▸ Required work: Copy out all of the data below with no alterations.

▸ Excerpted records:
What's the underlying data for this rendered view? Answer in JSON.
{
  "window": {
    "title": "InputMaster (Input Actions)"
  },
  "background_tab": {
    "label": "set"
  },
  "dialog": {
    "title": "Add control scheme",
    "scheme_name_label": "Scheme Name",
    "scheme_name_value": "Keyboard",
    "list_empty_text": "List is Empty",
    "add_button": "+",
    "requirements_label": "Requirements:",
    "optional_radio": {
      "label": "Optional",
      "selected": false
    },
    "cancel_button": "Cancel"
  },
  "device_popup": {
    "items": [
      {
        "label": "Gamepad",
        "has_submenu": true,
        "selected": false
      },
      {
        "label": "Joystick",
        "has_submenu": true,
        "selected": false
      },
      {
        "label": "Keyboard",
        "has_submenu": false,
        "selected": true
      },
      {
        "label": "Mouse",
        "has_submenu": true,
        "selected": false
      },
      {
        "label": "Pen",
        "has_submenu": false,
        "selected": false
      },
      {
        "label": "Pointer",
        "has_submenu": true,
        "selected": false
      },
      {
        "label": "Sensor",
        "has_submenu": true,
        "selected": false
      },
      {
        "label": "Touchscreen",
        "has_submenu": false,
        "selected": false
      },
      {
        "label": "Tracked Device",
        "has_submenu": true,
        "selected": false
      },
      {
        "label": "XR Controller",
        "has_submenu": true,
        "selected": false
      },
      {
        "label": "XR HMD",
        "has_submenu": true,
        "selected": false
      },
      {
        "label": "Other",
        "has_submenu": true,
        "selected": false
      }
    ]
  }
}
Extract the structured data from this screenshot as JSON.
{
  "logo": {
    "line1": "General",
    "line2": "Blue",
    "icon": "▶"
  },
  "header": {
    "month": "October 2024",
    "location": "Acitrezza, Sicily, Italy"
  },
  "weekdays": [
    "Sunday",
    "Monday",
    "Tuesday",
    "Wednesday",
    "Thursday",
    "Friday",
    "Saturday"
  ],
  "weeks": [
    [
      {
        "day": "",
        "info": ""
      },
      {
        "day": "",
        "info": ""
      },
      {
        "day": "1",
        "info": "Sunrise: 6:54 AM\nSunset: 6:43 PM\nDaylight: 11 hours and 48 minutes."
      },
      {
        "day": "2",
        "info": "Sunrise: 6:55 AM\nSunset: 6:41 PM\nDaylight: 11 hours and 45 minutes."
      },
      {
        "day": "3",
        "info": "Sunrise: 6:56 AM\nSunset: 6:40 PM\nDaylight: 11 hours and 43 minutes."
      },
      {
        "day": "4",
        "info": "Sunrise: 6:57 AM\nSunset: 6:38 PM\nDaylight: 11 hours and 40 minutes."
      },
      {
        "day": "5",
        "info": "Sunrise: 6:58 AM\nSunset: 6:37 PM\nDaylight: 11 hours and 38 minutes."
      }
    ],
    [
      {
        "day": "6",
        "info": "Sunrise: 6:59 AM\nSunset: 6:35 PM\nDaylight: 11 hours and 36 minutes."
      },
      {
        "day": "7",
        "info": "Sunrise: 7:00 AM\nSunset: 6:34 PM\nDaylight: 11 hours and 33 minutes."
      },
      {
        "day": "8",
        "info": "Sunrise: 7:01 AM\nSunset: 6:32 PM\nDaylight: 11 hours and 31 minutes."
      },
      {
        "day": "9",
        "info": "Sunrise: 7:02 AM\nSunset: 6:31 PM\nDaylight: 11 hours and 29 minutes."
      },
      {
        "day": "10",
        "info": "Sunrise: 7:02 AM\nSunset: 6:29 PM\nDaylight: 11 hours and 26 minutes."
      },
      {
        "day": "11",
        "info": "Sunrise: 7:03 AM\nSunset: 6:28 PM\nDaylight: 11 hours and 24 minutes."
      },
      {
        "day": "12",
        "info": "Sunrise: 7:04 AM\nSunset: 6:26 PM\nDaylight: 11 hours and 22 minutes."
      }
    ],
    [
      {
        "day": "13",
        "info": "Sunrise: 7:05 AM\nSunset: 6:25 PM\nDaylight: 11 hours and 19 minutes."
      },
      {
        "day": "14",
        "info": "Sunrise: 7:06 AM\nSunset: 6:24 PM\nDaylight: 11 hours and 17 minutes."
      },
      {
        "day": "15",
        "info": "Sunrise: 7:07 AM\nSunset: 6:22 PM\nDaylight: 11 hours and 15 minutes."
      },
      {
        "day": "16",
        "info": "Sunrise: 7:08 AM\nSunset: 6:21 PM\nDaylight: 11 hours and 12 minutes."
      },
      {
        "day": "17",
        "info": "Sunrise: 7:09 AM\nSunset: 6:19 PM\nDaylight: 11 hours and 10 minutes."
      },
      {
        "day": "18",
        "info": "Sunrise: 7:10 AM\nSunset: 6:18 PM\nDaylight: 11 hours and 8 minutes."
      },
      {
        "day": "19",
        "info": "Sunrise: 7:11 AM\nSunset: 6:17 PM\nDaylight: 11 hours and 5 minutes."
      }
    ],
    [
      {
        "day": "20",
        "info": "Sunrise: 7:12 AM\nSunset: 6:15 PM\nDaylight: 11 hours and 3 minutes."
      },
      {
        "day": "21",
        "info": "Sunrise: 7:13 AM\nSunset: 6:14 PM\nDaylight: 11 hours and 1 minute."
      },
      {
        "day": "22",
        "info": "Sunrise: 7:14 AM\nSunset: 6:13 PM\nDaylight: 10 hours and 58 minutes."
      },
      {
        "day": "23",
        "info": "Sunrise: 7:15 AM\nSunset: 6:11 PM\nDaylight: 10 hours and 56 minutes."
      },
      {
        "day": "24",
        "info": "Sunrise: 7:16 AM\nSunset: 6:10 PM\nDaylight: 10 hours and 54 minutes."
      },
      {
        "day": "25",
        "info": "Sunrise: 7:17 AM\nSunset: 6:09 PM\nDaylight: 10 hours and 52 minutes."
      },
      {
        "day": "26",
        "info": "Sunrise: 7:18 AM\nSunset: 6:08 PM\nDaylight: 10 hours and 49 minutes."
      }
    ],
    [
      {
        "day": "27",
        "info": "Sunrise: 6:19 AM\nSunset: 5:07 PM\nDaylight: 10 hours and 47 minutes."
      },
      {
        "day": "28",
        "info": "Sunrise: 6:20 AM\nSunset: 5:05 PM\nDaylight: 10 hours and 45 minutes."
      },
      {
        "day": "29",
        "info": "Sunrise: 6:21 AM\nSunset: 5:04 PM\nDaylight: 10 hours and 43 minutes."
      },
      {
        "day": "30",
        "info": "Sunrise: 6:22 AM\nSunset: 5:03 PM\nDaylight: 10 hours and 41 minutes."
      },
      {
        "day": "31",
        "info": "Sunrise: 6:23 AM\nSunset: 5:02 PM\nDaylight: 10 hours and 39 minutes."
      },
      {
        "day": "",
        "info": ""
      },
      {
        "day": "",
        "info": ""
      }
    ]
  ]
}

▸ Finished task:
What's the underlying data for this rendered view? Answer in JSON.
{
  "window": {
    "title": "InputMaster (Input Actions)"
  },
  "background_tab": {
    "label": "set"
  },
  "dialog": {
    "title": "Add control scheme",
    "scheme_name_label": "Scheme Name",
    "scheme_name_value": "Keyboard",
    "list_empty_text": "List is Empty",
    "add_button": "+",
    "requirements_label": "Requirements:",
    "optional_radio": {
      "label": "Optional",
      "selected": false
    },
    "cancel_button": "Cancel"
  },
  "device_popup": {
    "items": [
      {
        "label": "Gamepad",
        "has_submenu": true,
        "selected": false
      },
      {
        "label": "Joystick",
        "has_submenu": true,
        "selected": false
      },
      {
        "label": "Keyboard",
        "has_submenu": false,
        "selected": true
      },
      {
        "label": "Mouse",
        "has_submenu": true,
        "selected": false
      },
      {
        "label": "Pen",
        "has_submenu": false,
        "selected": false
      },
      {
        "label": "Pointer",
        "has_submenu": true,
        "selected": false
      },
      {
        "label": "Sensor",
        "has_submenu": true,
        "selected": false
      },
      {
        "label": "Touchscreen",
        "has_submenu": false,
        "selected": false
      },
      {
        "label": "Tracked Device",
        "has_submenu": true,
        "selected": false
      },
      {
        "label": "XR Controller",
        "has_submenu": true,
        "selected": false
      },
      {
        "label": "XR HMD",
        "has_submenu": true,
        "selected": false
      },
      {
        "label": "Other",
        "has_submenu": true,
        "selected": false
      }
    ]
  }
}
Extract the structured data from this screenshot as JSON.
{
  "logo": {
    "line1": "General",
    "line2": "Blue",
    "icon": "▶"
  },
  "header": {
    "month": "October 2024",
    "location": "Acitrezza, Sicily, Italy"
  },
  "weekdays": [
    "Sunday",
    "Monday",
    "Tuesday",
    "Wednesday",
    "Thursday",
    "Friday",
    "Saturday"
  ],
  "weeks": [
    [
      {
        "day": "",
        "info": ""
      },
      {
        "day": "",
        "info": ""
      },
      {
        "day": "1",
        "info": "Sunrise: 6:54 AM\nSunset: 6:43 PM\nDaylight: 11 hours and 48 minutes."
      },
      {
        "day": "2",
        "info": "Sunrise: 6:55 AM\nSunset: 6:41 PM\nDaylight: 11 hours and 45 minutes."
      },
      {
        "day": "3",
        "info": "Sunrise: 6:56 AM\nSunset: 6:40 PM\nDaylight: 11 hours and 43 minutes."
      },
      {
        "day": "4",
        "info": "Sunrise: 6:57 AM\nSunset: 6:38 PM\nDaylight: 11 hours and 40 minutes."
      },
      {
        "day": "5",
        "info": "Sunrise: 6:58 AM\nSunset: 6:37 PM\nDaylight: 11 hours and 38 minutes."
      }
    ],
    [
      {
        "day": "6",
        "info": "Sunrise: 6:59 AM\nSunset: 6:35 PM\nDaylight: 11 hours and 36 minutes."
      },
      {
        "day": "7",
        "info": "Sunrise: 7:00 AM\nSunset: 6:34 PM\nDaylight: 11 hours and 33 minutes."
      },
      {
        "day": "8",
        "info": "Sunrise: 7:01 AM\nSunset: 6:32 PM\nDaylight: 11 hours and 31 minutes."
      },
      {
        "day": "9",
        "info": "Sunrise: 7:02 AM\nSunset: 6:31 PM\nDaylight: 11 hours and 29 minutes."
      },
      {
        "day": "10",
        "info": "Sunrise: 7:02 AM\nSunset: 6:29 PM\nDaylight: 11 hours and 26 minutes."
      },
      {
        "day": "11",
        "info": "Sunrise: 7:03 AM\nSunset: 6:28 PM\nDaylight: 11 hours and 24 minutes."
      },
      {
        "day": "12",
        "info": "Sunrise: 7:04 AM\nSunset: 6:26 PM\nDaylight: 11 hours and 22 minutes."
      }
    ],
    [
      {
        "day": "13",
        "info": "Sunrise: 7:05 AM\nSunset: 6:25 PM\nDaylight: 11 hours and 19 minutes."
      },
      {
        "day": "14",
        "info": "Sunrise: 7:06 AM\nSunset: 6:24 PM\nDaylight: 11 hours and 17 minutes."
      },
      {
        "day": "15",
        "info": "Sunrise: 7:07 AM\nSunset: 6:22 PM\nDaylight: 11 hours and 15 minutes."
      },
      {
        "day": "16",
        "info": "Sunrise: 7:08 AM\nSunset: 6:21 PM\nDaylight: 11 hours and 12 minutes."
      },
      {
        "day": "17",
        "info": "Sunrise: 7:09 AM\nSunset: 6:19 PM\nDaylight: 11 hours and 10 minutes."
      },
      {
        "day": "18",
        "info": "Sunrise: 7:10 AM\nSunset: 6:18 PM\nDaylight: 11 hours and 8 minutes."
      },
      {
        "day": "19",
        "info": "Sunrise: 7:11 AM\nSunset: 6:17 PM\nDaylight: 11 hours and 5 minutes."
      }
    ],
    [
      {
        "day": "20",
        "info": "Sunrise: 7:12 AM\nSunset: 6:15 PM\nDaylight: 11 hours and 3 minutes."
      },
      {
        "day": "21",
        "info": "Sunrise: 7:13 AM\nSunset: 6:14 PM\nDaylight: 11 hours and 1 minute."
      },
      {
        "day": "22",
        "info": "Sunrise: 7:14 AM\nSunset: 6:13 PM\nDaylight: 10 hours and 58 minutes."
      },
      {
        "day": "23",
        "info": "Sunrise: 7:15 AM\nSunset: 6:11 PM\nDaylight: 10 hours and 56 minutes."
      },
      {
        "day": "24",
        "info": "Sunrise: 7:16 AM\nSunset: 6:10 PM\nDaylight: 10 hours and 54 minutes."
      },
      {
        "day": "25",
        "info": "Sunrise: 7:17 AM\nSunset: 6:09 PM\nDaylight: 10 hours and 52 minutes."
      },
      {
        "day": "26",
        "info": "Sunrise: 7:18 AM\nSunset: 6:08 PM\nDaylight: 10 hours and 49 minutes."
      }
    ],
    [
      {
        "day": "27",
        "info": "Sunrise: 6:19 AM\nSunset: 5:07 PM\nDaylight: 10 hours and 47 minutes."
      },
      {
        "day": "28",
        "info": "Sunrise: 6:20 AM\nSunset: 5:05 PM\nDaylight: 10 hours and 45 minutes."
      },
      {
        "day": "29",
        "info": "Sunrise: 6:21 AM\nSunset: 5:04 PM\nDaylight: 10 hours and 43 minutes."
      },
      {
        "day": "30",
        "info": "Sunrise: 6:22 AM\nSunset: 5:03 PM\nDaylight: 10 hours and 41 minutes."
      },
      {
        "day": "31",
        "info": "Sunrise: 6:23 AM\nSunset: 5:02 PM\nDaylight: 10 hours and 39 minutes."
      },
      {
        "day": "",
        "info": ""
      },
      {
        "day": "",
        "info": ""
      }
    ]
  ]
}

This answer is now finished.